═════ Data excerpts ═════

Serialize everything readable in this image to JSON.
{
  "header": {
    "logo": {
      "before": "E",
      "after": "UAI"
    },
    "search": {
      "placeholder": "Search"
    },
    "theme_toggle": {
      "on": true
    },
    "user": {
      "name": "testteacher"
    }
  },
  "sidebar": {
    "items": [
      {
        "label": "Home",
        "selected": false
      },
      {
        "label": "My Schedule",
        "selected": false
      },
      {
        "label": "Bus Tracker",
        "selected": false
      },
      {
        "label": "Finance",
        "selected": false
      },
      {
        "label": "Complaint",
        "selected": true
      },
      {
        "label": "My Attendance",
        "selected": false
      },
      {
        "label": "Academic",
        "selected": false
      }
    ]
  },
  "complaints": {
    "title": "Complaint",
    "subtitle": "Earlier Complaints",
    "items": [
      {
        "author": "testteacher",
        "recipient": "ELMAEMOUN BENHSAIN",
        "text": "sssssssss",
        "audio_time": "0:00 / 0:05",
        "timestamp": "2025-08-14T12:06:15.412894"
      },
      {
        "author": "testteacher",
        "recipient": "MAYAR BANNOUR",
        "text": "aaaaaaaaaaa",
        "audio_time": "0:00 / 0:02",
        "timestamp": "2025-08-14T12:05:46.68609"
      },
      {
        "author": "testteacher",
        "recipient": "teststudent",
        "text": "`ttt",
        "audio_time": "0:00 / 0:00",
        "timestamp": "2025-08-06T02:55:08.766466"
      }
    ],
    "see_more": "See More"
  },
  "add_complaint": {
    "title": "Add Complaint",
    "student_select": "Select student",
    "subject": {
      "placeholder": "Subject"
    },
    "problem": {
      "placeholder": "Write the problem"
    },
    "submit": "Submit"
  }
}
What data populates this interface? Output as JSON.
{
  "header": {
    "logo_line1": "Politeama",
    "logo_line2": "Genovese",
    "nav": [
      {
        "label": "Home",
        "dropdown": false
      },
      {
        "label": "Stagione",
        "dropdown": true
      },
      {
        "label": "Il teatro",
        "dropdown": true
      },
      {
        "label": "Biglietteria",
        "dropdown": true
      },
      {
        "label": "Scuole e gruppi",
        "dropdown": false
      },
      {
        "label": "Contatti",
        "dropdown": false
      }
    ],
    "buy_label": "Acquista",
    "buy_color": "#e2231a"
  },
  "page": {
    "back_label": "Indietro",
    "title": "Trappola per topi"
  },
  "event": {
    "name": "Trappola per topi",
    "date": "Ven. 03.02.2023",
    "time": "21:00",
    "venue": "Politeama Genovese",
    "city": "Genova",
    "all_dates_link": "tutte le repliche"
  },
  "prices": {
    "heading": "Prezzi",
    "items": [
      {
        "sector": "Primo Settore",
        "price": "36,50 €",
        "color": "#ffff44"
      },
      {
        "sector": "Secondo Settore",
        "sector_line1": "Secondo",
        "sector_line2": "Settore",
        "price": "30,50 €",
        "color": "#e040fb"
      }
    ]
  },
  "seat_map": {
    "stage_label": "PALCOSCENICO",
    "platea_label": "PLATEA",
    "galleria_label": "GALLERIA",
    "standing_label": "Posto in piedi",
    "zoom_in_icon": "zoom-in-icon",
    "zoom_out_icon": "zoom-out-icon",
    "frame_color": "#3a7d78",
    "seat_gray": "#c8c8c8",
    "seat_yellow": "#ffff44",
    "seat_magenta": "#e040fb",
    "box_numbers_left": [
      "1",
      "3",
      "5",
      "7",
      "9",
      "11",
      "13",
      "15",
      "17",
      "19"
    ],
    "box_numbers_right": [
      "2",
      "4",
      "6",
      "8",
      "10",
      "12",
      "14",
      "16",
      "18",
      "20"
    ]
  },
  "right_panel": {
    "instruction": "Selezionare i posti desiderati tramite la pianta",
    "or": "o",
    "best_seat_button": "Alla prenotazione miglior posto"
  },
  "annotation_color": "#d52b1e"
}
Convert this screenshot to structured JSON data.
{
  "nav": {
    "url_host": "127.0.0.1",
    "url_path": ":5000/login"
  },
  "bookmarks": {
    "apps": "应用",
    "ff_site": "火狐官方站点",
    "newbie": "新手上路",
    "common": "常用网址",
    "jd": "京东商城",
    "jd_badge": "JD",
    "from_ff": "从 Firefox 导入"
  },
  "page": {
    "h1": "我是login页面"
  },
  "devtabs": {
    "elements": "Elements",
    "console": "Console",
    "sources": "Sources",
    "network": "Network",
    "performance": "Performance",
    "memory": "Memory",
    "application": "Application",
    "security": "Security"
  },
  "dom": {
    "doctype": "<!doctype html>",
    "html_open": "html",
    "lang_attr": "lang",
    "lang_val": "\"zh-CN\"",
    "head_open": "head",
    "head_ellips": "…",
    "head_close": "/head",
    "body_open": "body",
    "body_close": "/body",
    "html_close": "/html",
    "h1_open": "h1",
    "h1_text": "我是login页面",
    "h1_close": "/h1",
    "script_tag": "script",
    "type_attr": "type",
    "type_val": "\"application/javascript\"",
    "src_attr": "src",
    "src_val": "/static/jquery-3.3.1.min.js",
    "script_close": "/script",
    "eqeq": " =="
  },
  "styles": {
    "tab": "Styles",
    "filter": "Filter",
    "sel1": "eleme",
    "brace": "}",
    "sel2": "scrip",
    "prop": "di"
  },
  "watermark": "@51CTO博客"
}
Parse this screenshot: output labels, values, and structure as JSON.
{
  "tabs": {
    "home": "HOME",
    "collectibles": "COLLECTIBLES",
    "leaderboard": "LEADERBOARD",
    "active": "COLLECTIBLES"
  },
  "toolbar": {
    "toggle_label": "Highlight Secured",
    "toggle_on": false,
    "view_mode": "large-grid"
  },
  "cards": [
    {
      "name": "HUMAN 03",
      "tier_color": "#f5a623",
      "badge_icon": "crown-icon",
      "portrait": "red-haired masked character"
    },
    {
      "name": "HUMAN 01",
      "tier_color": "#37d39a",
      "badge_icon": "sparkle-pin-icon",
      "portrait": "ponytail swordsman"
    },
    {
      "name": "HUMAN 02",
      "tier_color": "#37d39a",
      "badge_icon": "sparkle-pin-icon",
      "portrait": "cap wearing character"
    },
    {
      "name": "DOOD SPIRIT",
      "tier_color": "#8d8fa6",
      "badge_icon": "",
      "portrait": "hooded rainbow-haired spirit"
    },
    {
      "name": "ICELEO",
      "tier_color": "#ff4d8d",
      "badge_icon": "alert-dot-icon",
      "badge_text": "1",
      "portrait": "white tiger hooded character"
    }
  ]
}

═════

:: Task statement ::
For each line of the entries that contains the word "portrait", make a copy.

:: Result of this task ::
      "portrait": "red-haired masked character"
      "portrait": "ponytail swordsman"
      "portrait": "cap wearing character"
      "portrait": "hooded rainbow-haired spirit"
      "portrait": "white tiger hooded character"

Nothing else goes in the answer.